• What the exercise asks: Render every line of the data exactly as written, and leave out the pictures.

+++ Extracted records

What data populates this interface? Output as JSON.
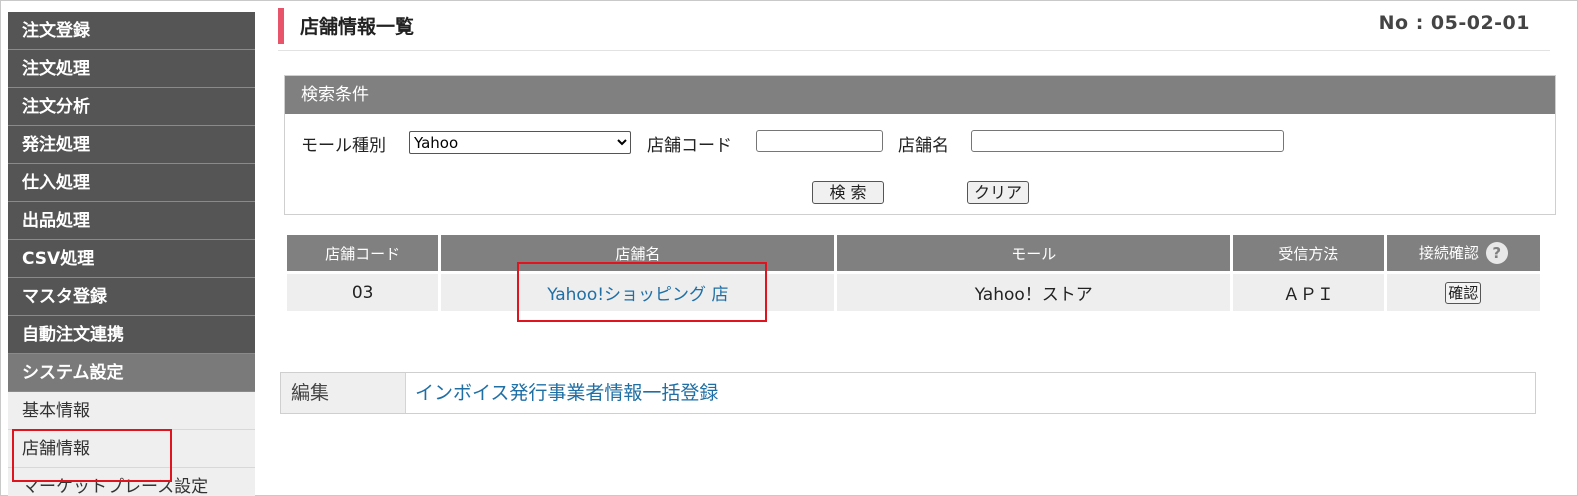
{
  "sidebar": {
    "items": [
      {
        "label": "注文登録"
      },
      {
        "label": "注文処理"
      },
      {
        "label": "注文分析"
      },
      {
        "label": "発注処理"
      },
      {
        "label": "仕入処理"
      },
      {
        "label": "出品処理"
      },
      {
        "label": "CSV処理"
      },
      {
        "label": "マスタ登録"
      },
      {
        "label": "自動注文連携"
      },
      {
        "label": "システム設定"
      }
    ],
    "sub_items": [
      {
        "label": "基本情報"
      },
      {
        "label": "店舗情報"
      },
      {
        "label": "マーケットプレース設定"
      }
    ]
  },
  "header": {
    "title": "店舗情報一覧",
    "page_no": "No : 05-02-01"
  },
  "search": {
    "heading": "検索条件",
    "mall_label": "モール種別",
    "mall_selected": "Yahoo",
    "code_label": "店舗コード",
    "code_value": "",
    "name_label": "店舗名",
    "name_value": "",
    "search_button": "検 索",
    "clear_button": "クリア"
  },
  "table": {
    "columns": [
      "店舗コード",
      "店舗名",
      "モール",
      "受信方法",
      "接続確認"
    ],
    "help_icon": "?",
    "rows": [
      {
        "code": "03",
        "name": "Yahoo!ショッピング 店",
        "mall": "Yahoo！ストア",
        "method": "ＡＰＩ",
        "confirm": "確認"
      }
    ]
  },
  "edit": {
    "label": "編集",
    "link": "インボイス発行事業者情報一括登録"
  },
  "colors": {
    "sidebar": "#555555",
    "accent": "#e8546a",
    "header_gray": "#808080",
    "link": "#1f6fa5",
    "highlight": "#e0141e"
  }
}
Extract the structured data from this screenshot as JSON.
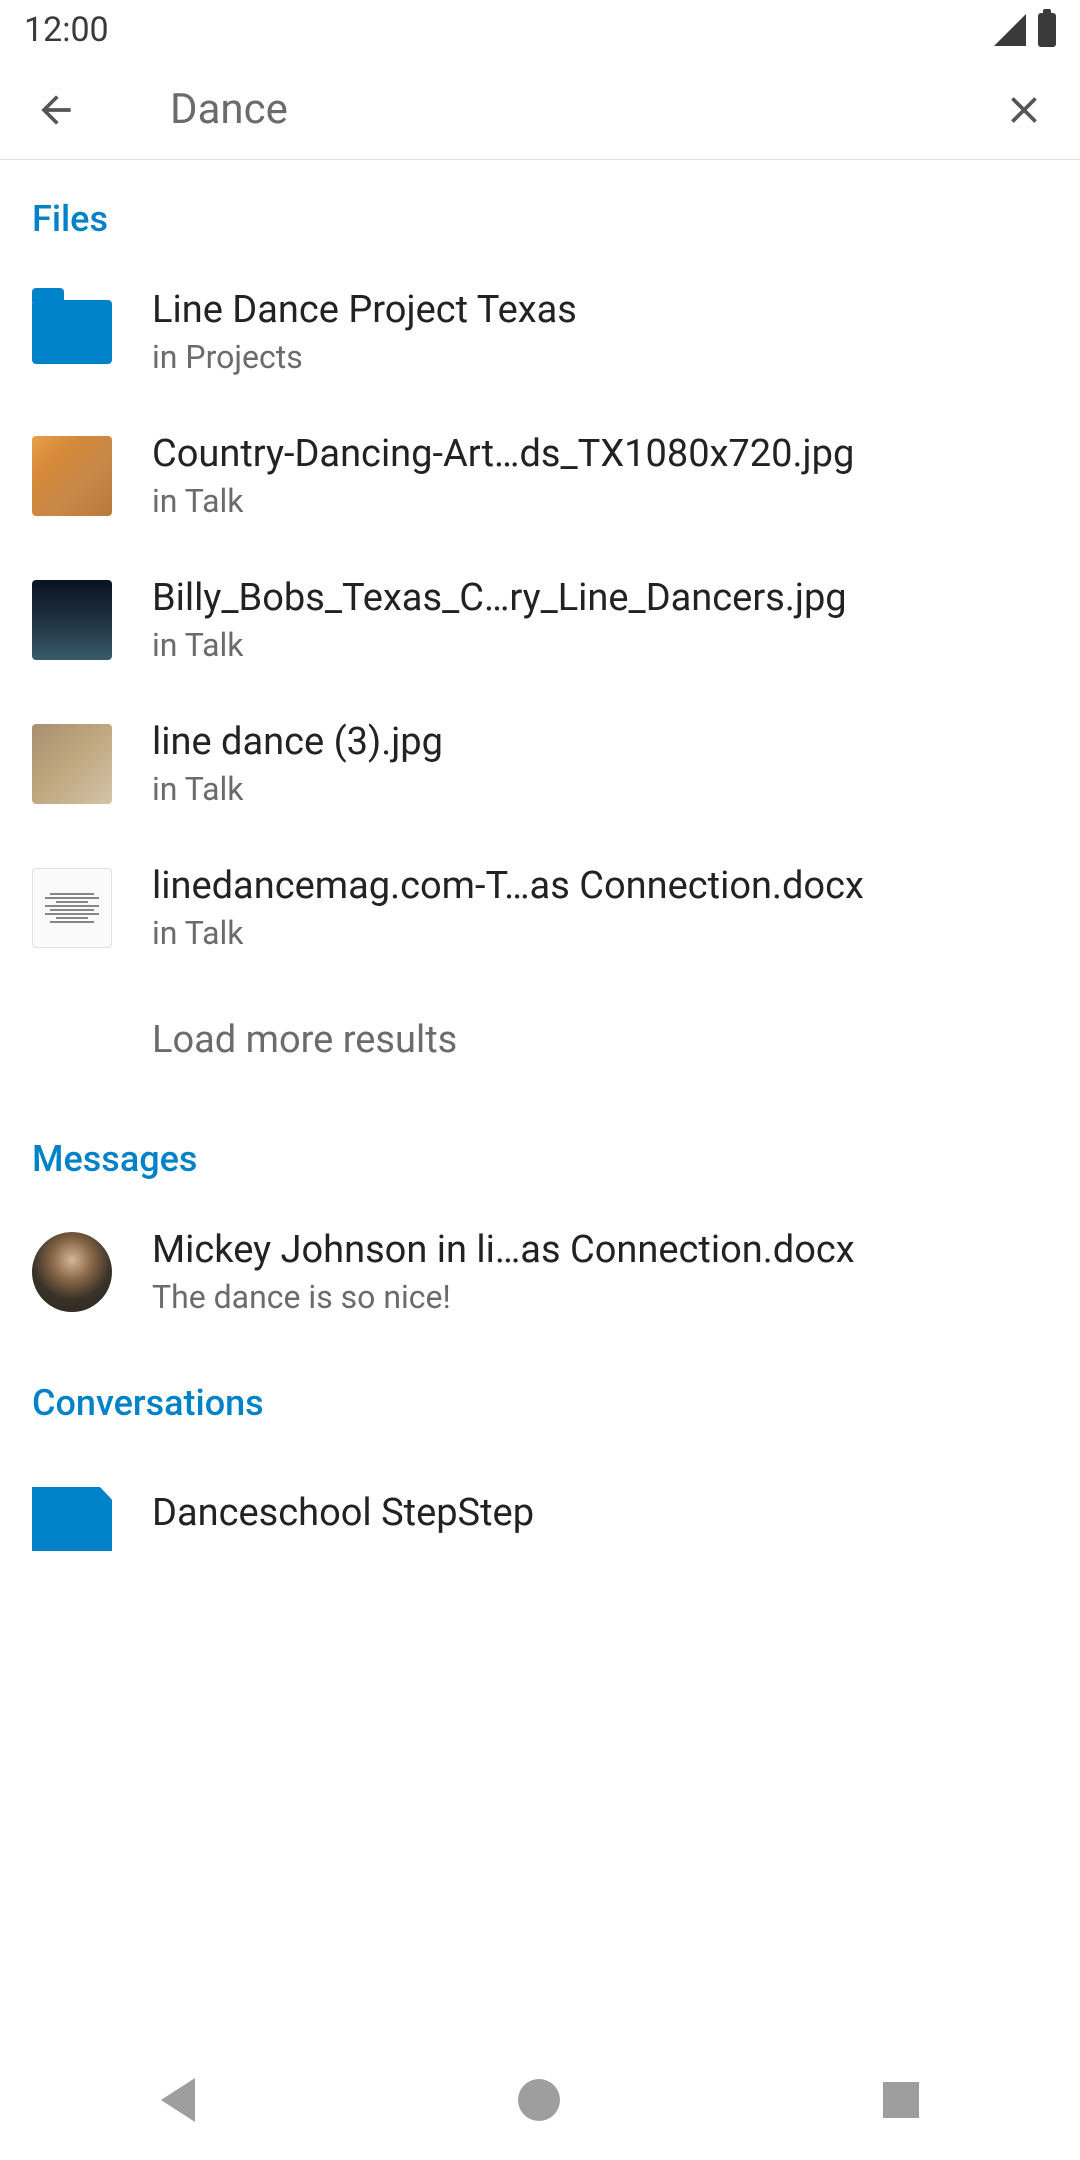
{
  "status": {
    "time": "12:00"
  },
  "search": {
    "query": "Dance"
  },
  "sections": {
    "files": {
      "header": "Files",
      "items": [
        {
          "title": "Line Dance Project Texas",
          "subtitle": "in Projects"
        },
        {
          "title": "Country-Dancing-Art…ds_TX1080x720.jpg",
          "subtitle": "in Talk"
        },
        {
          "title": "Billy_Bobs_Texas_C…ry_Line_Dancers.jpg",
          "subtitle": "in Talk"
        },
        {
          "title": "line dance (3).jpg",
          "subtitle": "in Talk"
        },
        {
          "title": "linedancemag.com-T…as Connection.docx",
          "subtitle": "in Talk"
        }
      ],
      "load_more": "Load more results"
    },
    "messages": {
      "header": "Messages",
      "items": [
        {
          "title": "Mickey Johnson in li…as Connection.docx",
          "subtitle": "The dance is so nice!"
        }
      ]
    },
    "conversations": {
      "header": "Conversations",
      "items": [
        {
          "title": "Danceschool StepStep"
        }
      ]
    }
  }
}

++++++

• Expected answer:
What data populates this interface? Output as JSON.
{
  "sidebar": {
    "items": [
      {
        "label": "注文登録"
      },
      {
        "label": "注文処理"
      },
      {
        "label": "注文分析"
      },
      {
        "label": "発注処理"
      },
      {
        "label": "仕入処理"
      },
      {
        "label": "出品処理"
      },
      {
        "label": "CSV処理"
      },
      {
        "label": "マスタ登録"
      },
      {
        "label": "自動注文連携"
      },
      {
        "label": "システム設定"
      }
    ],
    "sub_items": [
      {
        "label": "基本情報"
      },
      {
        "label": "店舗情報"
      },
      {
        "label": "マーケットプレース設定"
      }
    ]
  },
  "header": {
    "title": "店舗情報一覧",
    "page_no": "No : 05-02-01"
  },
  "search": {
    "heading": "検索条件",
    "mall_label": "モール種別",
    "mall_selected": "Yahoo",
    "code_label": "店舗コード",
    "code_value": "",
    "name_label": "店舗名",
    "name_value": "",
    "search_button": "検 索",
    "clear_button": "クリア"
  },
  "table": {
    "columns": [
      "店舗コード",
      "店舗名",
      "モール",
      "受信方法",
      "接続確認"
    ],
    "help_icon": "?",
    "rows": [
      {
        "code": "03",
        "name": "Yahoo!ショッピング 店",
        "mall": "Yahoo！ストア",
        "method": "ＡＰＩ",
        "confirm": "確認"
      }
    ]
  },
  "edit": {
    "label": "編集",
    "link": "インボイス発行事業者情報一括登録"
  },
  "colors": {
    "sidebar": "#555555",
    "accent": "#e8546a",
    "header_gray": "#808080",
    "link": "#1f6fa5",
    "highlight": "#e0141e"
  }
}
Extract the structured data from this screenshot as JSON.
{
  "status": {
    "time": "12:00"
  },
  "search": {
    "query": "Dance"
  },
  "sections": {
    "files": {
      "header": "Files",
      "items": [
        {
          "title": "Line Dance Project Texas",
          "subtitle": "in Projects"
        },
        {
          "title": "Country-Dancing-Art…ds_TX1080x720.jpg",
          "subtitle": "in Talk"
        },
        {
          "title": "Billy_Bobs_Texas_C…ry_Line_Dancers.jpg",
          "subtitle": "in Talk"
        },
        {
          "title": "line dance (3).jpg",
          "subtitle": "in Talk"
        },
        {
          "title": "linedancemag.com-T…as Connection.docx",
          "subtitle": "in Talk"
        }
      ],
      "load_more": "Load more results"
    },
    "messages": {
      "header": "Messages",
      "items": [
        {
          "title": "Mickey Johnson in li…as Connection.docx",
          "subtitle": "The dance is so nice!"
        }
      ]
    },
    "conversations": {
      "header": "Conversations",
      "items": [
        {
          "title": "Danceschool StepStep"
        }
      ]
    }
  }
}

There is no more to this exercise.